Every single entry that follows is to be retyped exactly.

■ Source data:
***

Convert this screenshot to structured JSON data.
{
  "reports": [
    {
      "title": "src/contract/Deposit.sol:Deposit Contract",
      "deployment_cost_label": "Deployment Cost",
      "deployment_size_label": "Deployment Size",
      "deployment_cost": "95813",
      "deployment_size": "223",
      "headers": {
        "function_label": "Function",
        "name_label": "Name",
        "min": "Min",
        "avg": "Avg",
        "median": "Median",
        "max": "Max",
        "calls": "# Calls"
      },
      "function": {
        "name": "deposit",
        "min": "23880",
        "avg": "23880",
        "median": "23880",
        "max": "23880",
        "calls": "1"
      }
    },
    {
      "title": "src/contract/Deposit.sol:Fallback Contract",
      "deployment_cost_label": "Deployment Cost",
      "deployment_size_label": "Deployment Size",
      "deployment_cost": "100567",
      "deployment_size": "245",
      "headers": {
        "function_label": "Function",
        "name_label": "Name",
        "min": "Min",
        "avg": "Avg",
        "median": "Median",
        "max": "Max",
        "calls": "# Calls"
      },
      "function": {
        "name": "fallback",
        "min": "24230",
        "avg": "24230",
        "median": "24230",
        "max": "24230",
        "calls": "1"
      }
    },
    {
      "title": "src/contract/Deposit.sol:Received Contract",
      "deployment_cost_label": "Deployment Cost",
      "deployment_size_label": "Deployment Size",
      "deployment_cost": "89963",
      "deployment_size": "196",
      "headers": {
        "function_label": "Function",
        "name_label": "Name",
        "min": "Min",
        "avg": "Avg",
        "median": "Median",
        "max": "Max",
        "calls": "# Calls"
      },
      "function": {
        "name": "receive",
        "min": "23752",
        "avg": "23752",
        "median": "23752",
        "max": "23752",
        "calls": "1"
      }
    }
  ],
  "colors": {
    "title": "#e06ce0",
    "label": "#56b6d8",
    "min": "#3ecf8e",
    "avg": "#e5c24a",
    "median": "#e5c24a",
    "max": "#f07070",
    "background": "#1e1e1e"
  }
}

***

■ RESULT FOR THIS EXERCISE:
Convert this screenshot to structured JSON data.
{
  "reports": [
    {
      "title": "src/contract/Deposit.sol:Deposit Contract",
      "deployment_cost_label": "Deployment Cost",
      "deployment_size_label": "Deployment Size",
      "deployment_cost": "95813",
      "deployment_size": "223",
      "headers": {
        "function_label": "Function",
        "name_label": "Name",
        "min": "Min",
        "avg": "Avg",
        "median": "Median",
        "max": "Max",
        "calls": "# Calls"
      },
      "function": {
        "name": "deposit",
        "min": "23880",
        "avg": "23880",
        "median": "23880",
        "max": "23880",
        "calls": "1"
      }
    },
    {
      "title": "src/contract/Deposit.sol:Fallback Contract",
      "deployment_cost_label": "Deployment Cost",
      "deployment_size_label": "Deployment Size",
      "deployment_cost": "100567",
      "deployment_size": "245",
      "headers": {
        "function_label": "Function",
        "name_label": "Name",
        "min": "Min",
        "avg": "Avg",
        "median": "Median",
        "max": "Max",
        "calls": "# Calls"
      },
      "function": {
        "name": "fallback",
        "min": "24230",
        "avg": "24230",
        "median": "24230",
        "max": "24230",
        "calls": "1"
      }
    },
    {
      "title": "src/contract/Deposit.sol:Received Contract",
      "deployment_cost_label": "Deployment Cost",
      "deployment_size_label": "Deployment Size",
      "deployment_cost": "89963",
      "deployment_size": "196",
      "headers": {
        "function_label": "Function",
        "name_label": "Name",
        "min": "Min",
        "avg": "Avg",
        "median": "Median",
        "max": "Max",
        "calls": "# Calls"
      },
      "function": {
        "name": "receive",
        "min": "23752",
        "avg": "23752",
        "median": "23752",
        "max": "23752",
        "calls": "1"
      }
    }
  ],
  "colors": {
    "title": "#e06ce0",
    "label": "#56b6d8",
    "min": "#3ecf8e",
    "avg": "#e5c24a",
    "median": "#e5c24a",
    "max": "#f07070",
    "background": "#1e1e1e"
  }
}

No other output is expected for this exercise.